ACTIVITY. Where the data below contains pictures, omit them; output the rest word for word.

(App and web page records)
....

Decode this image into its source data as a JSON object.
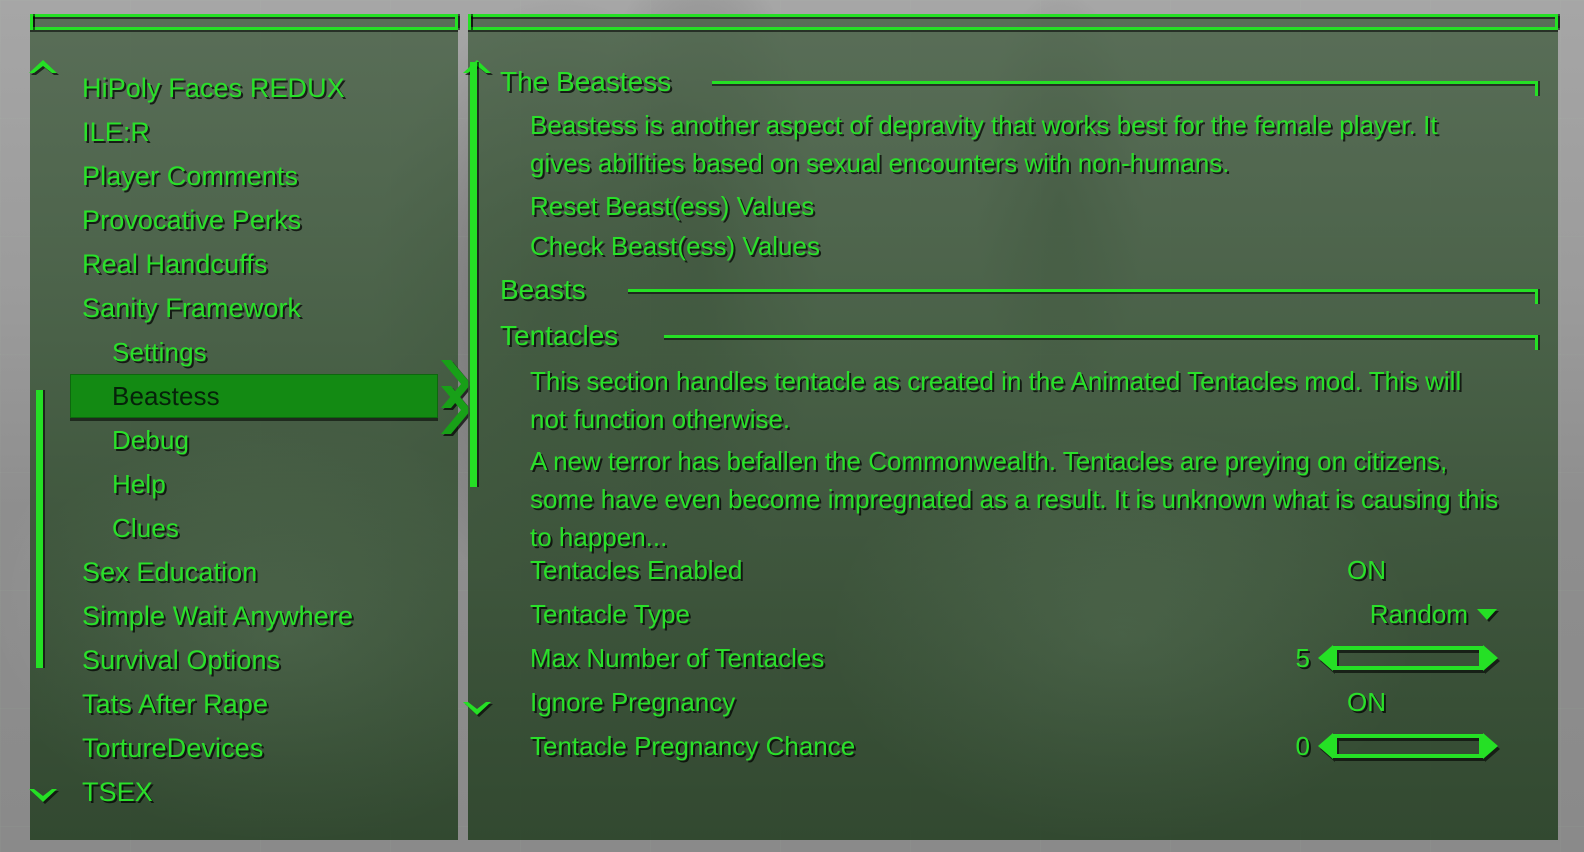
{
  "theme": {
    "accent": "#25e025",
    "text_green": "#2ae02a",
    "selected_bg": "#138a13",
    "selected_text": "#06220a"
  },
  "left_panel": {
    "scroll_up_icon": "chevron-up-icon",
    "scroll_down_icon": "chevron-down-icon",
    "items": [
      {
        "label": "HiPoly Faces REDUX",
        "level": 0,
        "selected": false
      },
      {
        "label": "ILE:R",
        "level": 0,
        "selected": false
      },
      {
        "label": "Player Comments",
        "level": 0,
        "selected": false
      },
      {
        "label": "Provocative Perks",
        "level": 0,
        "selected": false
      },
      {
        "label": "Real Handcuffs",
        "level": 0,
        "selected": false
      },
      {
        "label": "Sanity Framework",
        "level": 0,
        "selected": false
      },
      {
        "label": "Settings",
        "level": 1,
        "selected": false
      },
      {
        "label": "Beastess",
        "level": 1,
        "selected": true
      },
      {
        "label": "Debug",
        "level": 1,
        "selected": false
      },
      {
        "label": "Help",
        "level": 1,
        "selected": false
      },
      {
        "label": "Clues",
        "level": 1,
        "selected": false
      },
      {
        "label": "Sex Education",
        "level": 0,
        "selected": false
      },
      {
        "label": "Simple Wait Anywhere",
        "level": 0,
        "selected": false
      },
      {
        "label": "Survival Options",
        "level": 0,
        "selected": false
      },
      {
        "label": "Tats After Rape",
        "level": 0,
        "selected": false
      },
      {
        "label": "TortureDevices",
        "level": 0,
        "selected": false
      },
      {
        "label": "TSEX",
        "level": 0,
        "selected": false
      }
    ]
  },
  "right_panel": {
    "scroll_up_icon": "chevron-up-icon",
    "scroll_down_icon": "chevron-down-icon",
    "sections": {
      "beastess_header": "The Beastess",
      "beastess_description": "Beastess is another aspect of depravity that works best for the female player.  It gives abilities based on sexual encounters with non-humans.",
      "reset_action": "Reset Beast(ess) Values",
      "check_action": "Check Beast(ess) Values",
      "beasts_header": "Beasts",
      "tentacles_header": "Tentacles",
      "tentacles_description_1": "This section handles tentacle as created in the Animated Tentacles mod.  This will not function otherwise.",
      "tentacles_description_2": "A new terror has befallen the Commonwealth.  Tentacles are preying on citizens, some have even become impregnated as a result.  It is unknown what is causing this to happen..."
    },
    "options": [
      {
        "label": "Tentacles Enabled",
        "type": "toggle",
        "value": "ON"
      },
      {
        "label": "Tentacle Type",
        "type": "dropdown",
        "value": "Random",
        "icon": "caret-down-icon"
      },
      {
        "label": "Max Number of Tentacles",
        "type": "slider",
        "value": "5"
      },
      {
        "label": "Ignore Pregnancy",
        "type": "toggle",
        "value": "ON"
      },
      {
        "label": "Tentacle Pregnancy Chance",
        "type": "slider",
        "value": "0"
      }
    ]
  }
}
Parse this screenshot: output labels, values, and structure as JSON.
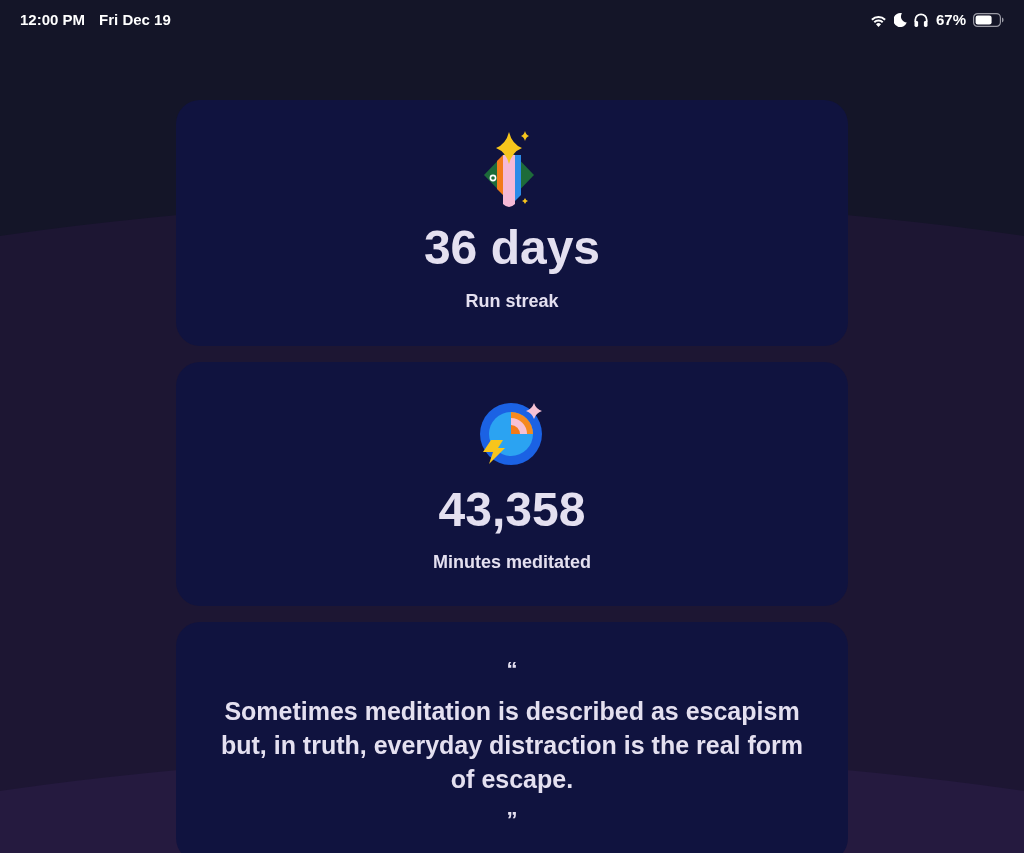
{
  "status_bar": {
    "time": "12:00 PM",
    "date": "Fri Dec 19",
    "battery_percent": "67%"
  },
  "stats": [
    {
      "kind": "streak",
      "value": "36 days",
      "label": "Run streak"
    },
    {
      "kind": "minutes",
      "value": "43,358",
      "label": "Minutes meditated"
    }
  ],
  "quote": {
    "open_mark": "“",
    "text": "Sometimes meditation is described as escapism\nbut, in truth, everyday distraction is the real form\nof escape.",
    "close_mark": "”"
  }
}
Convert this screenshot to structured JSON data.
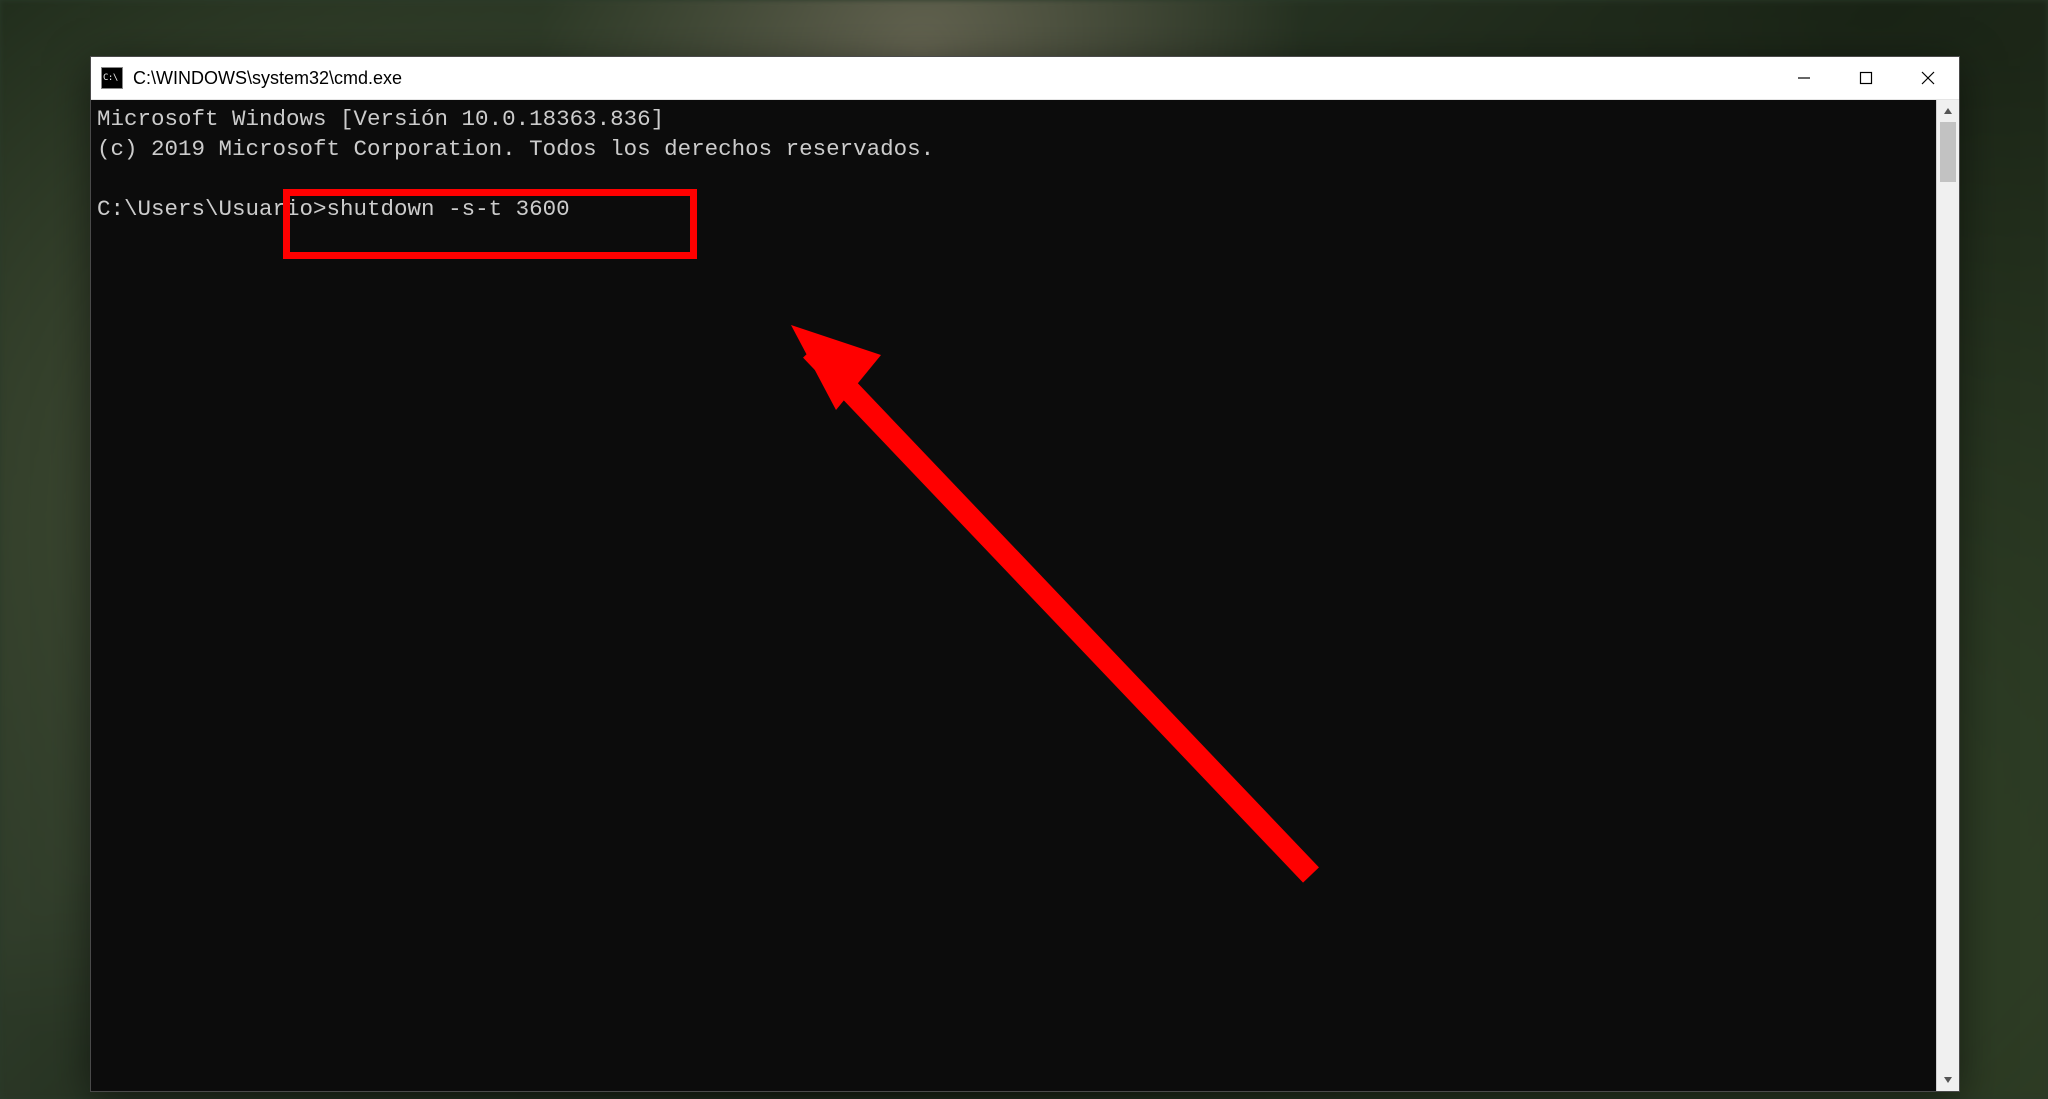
{
  "window": {
    "title": "C:\\WINDOWS\\system32\\cmd.exe"
  },
  "console": {
    "line1": "Microsoft Windows [Versión 10.0.18363.836]",
    "line2": "(c) 2019 Microsoft Corporation. Todos los derechos reservados.",
    "blank": "",
    "prompt_path": "C:\\Users\\Usuario>",
    "command": "shutdown -s-t 3600"
  },
  "annotation": {
    "highlight_target": "command",
    "color": "#ff0000"
  }
}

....

RESPONSE.
Decode this image into its source data as a JSON object.
{
  "theme": {
    "accent": "#25e025",
    "text_green": "#2ae02a",
    "selected_bg": "#138a13",
    "selected_text": "#06220a"
  },
  "left_panel": {
    "scroll_up_icon": "chevron-up-icon",
    "scroll_down_icon": "chevron-down-icon",
    "items": [
      {
        "label": "HiPoly Faces REDUX",
        "level": 0,
        "selected": false
      },
      {
        "label": "ILE:R",
        "level": 0,
        "selected": false
      },
      {
        "label": "Player Comments",
        "level": 0,
        "selected": false
      },
      {
        "label": "Provocative Perks",
        "level": 0,
        "selected": false
      },
      {
        "label": "Real Handcuffs",
        "level": 0,
        "selected": false
      },
      {
        "label": "Sanity Framework",
        "level": 0,
        "selected": false
      },
      {
        "label": "Settings",
        "level": 1,
        "selected": false
      },
      {
        "label": "Beastess",
        "level": 1,
        "selected": true
      },
      {
        "label": "Debug",
        "level": 1,
        "selected": false
      },
      {
        "label": "Help",
        "level": 1,
        "selected": false
      },
      {
        "label": "Clues",
        "level": 1,
        "selected": false
      },
      {
        "label": "Sex Education",
        "level": 0,
        "selected": false
      },
      {
        "label": "Simple Wait Anywhere",
        "level": 0,
        "selected": false
      },
      {
        "label": "Survival Options",
        "level": 0,
        "selected": false
      },
      {
        "label": "Tats After Rape",
        "level": 0,
        "selected": false
      },
      {
        "label": "TortureDevices",
        "level": 0,
        "selected": false
      },
      {
        "label": "TSEX",
        "level": 0,
        "selected": false
      }
    ]
  },
  "right_panel": {
    "scroll_up_icon": "chevron-up-icon",
    "scroll_down_icon": "chevron-down-icon",
    "sections": {
      "beastess_header": "The Beastess",
      "beastess_description": "Beastess is another aspect of depravity that works best for the female player.  It gives abilities based on sexual encounters with non-humans.",
      "reset_action": "Reset Beast(ess) Values",
      "check_action": "Check Beast(ess) Values",
      "beasts_header": "Beasts",
      "tentacles_header": "Tentacles",
      "tentacles_description_1": "This section handles tentacle as created in the Animated Tentacles mod.  This will not function otherwise.",
      "tentacles_description_2": "A new terror has befallen the Commonwealth.  Tentacles are preying on citizens, some have even become impregnated as a result.  It is unknown what is causing this to happen..."
    },
    "options": [
      {
        "label": "Tentacles Enabled",
        "type": "toggle",
        "value": "ON"
      },
      {
        "label": "Tentacle Type",
        "type": "dropdown",
        "value": "Random",
        "icon": "caret-down-icon"
      },
      {
        "label": "Max Number of Tentacles",
        "type": "slider",
        "value": "5"
      },
      {
        "label": "Ignore Pregnancy",
        "type": "toggle",
        "value": "ON"
      },
      {
        "label": "Tentacle Pregnancy Chance",
        "type": "slider",
        "value": "0"
      }
    ]
  }
}
Parse this screenshot: output labels, values, and structure as JSON.
{
  "status_bar": {
    "time": "12:00 PM",
    "date": "Fri Dec 19",
    "battery_percent": "67%"
  },
  "stats": [
    {
      "kind": "streak",
      "value": "36 days",
      "label": "Run streak"
    },
    {
      "kind": "minutes",
      "value": "43,358",
      "label": "Minutes meditated"
    }
  ],
  "quote": {
    "open_mark": "“",
    "text": "Sometimes meditation is described as escapism\nbut, in truth, everyday distraction is the real form\nof escape.",
    "close_mark": "”"
  }
}
Convert this screenshot to structured JSON data.
{
  "window": {
    "title": "C:\\WINDOWS\\system32\\cmd.exe"
  },
  "console": {
    "line1": "Microsoft Windows [Versión 10.0.18363.836]",
    "line2": "(c) 2019 Microsoft Corporation. Todos los derechos reservados.",
    "blank": "",
    "prompt_path": "C:\\Users\\Usuario>",
    "command": "shutdown -s-t 3600"
  },
  "annotation": {
    "highlight_target": "command",
    "color": "#ff0000"
  }
}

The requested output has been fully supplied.